“The IOD publication seeks to remind directors that there are risk implications to their strategies and to be prepared to ask questions and to challenge assumptions in order to create a more risk robust organisation,” he added.
The IoD’s Dr Barker told CRE that the glass ceiling effect, or gap in communication, is often due to language differences and organisational structures, processes and culture.
“Part of it might be that risk managers are speaking a slightly different language to directors, it is often more technical, somewhat less strategic and for that reason directors perhaps aren’t thinking about issues in the same way,” he argued.
“The second reason could be simply that there haven’t been links established between the board and people in these risk areas for various reasons. In a worst case situation it could be that the executive of a company doesn't encourage it, that they believe there should be reporting through them and it is for them to tell the board. Or it could occur simply because the board itself hasn't actively sought out these people and established the right links and established who might be the relevant people to talk to, be that a risk manager or whoever.”
In what is music to risk managers’ ears, he called for more direct links between the board and those that hold risk information.
“Directors and the executive need to come to a clear and explicit understanding that the board is going to have direct links with certain individuals within the company and that that is acceptable and to be encouraged.
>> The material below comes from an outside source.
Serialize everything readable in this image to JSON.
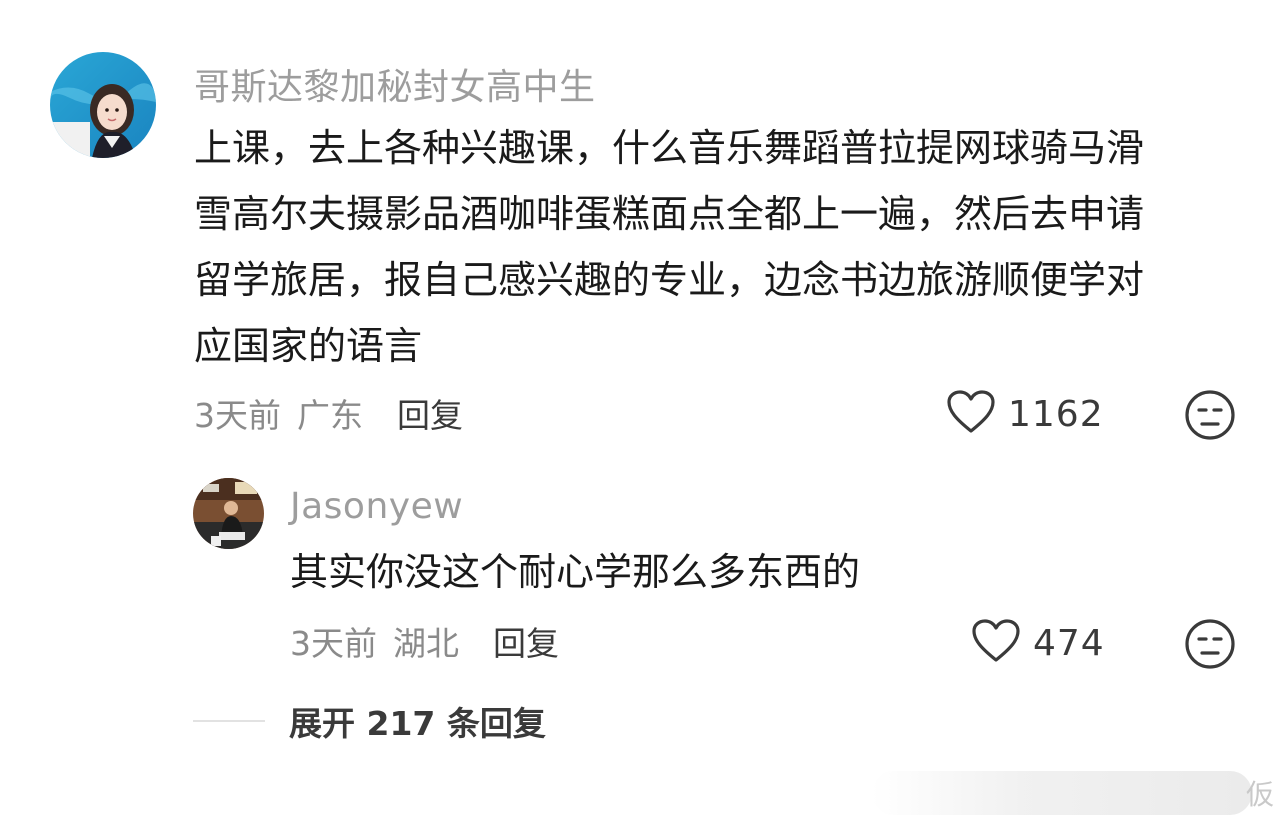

We need to think about how that is undertaken, it needs some care, but it should be accepted as a part of good governance. The board should feel perfectly happy to pick up the phone and ask ‘is there anything I should know about?” he said.
Speaking at a Tomorrow’s Value Lecture Series event entitled ‘From Ruin to Resilience Building Value, Breaking the Risk Glass Ceiling’, experts agreed that changing boards’ attitude to risk and dealing with the reporting barrier will not be easy.
James Duckworth, Director, Control Risks was critical of boards’ approach to risk, going as far as to suggest they are receiving information but are choosing to ignore it.
“In my experience that is the most difficult area of risk. Most of the board members, and particularly CEOs, tend to know what is going on with the risks but they do not want to address it for whatever reason—it may hit their turnover, their profits or whatever,” he said.
“You will only increase the frustration of risk managers by increasing their skill and ability to know what the risks are if they get the same defence mechanisms from the board members,” he warned.
Richard Sykes, Governance Risk and Compliance Leader at PwC, said that too often boards are still discussing strategy without actually considering risk.
“The key is for boards to link strategy and risk together as opposed to considering risk in a different light. This is where I think the guide helps to show risk is not something to be scared of, but rather to be taken in the confidence that we understand what the risks are, understand how to manage those risks and therefore have the confidence to drive the strategy. There is certainly much more willingness to engage in that discussion than before,” he argued.
For risk management to finally break through to board level, Airmic’s Technical Director, Paul Hopkin, believes education is key and that the new guide is a good first step.
“Partly it’s education and particularly for non executive directors. They need to really understand risk management and get it. One of the problems is that these people are very busy and so need clear, simple presentations and the right kind of information to absorb. The book that Airmic has just published with the Institute of Directors is a starting point. To learn something new, most people need some training. And of course companies should have people on the board who can have risk management knowledge, if not risk managers themselves,” he said.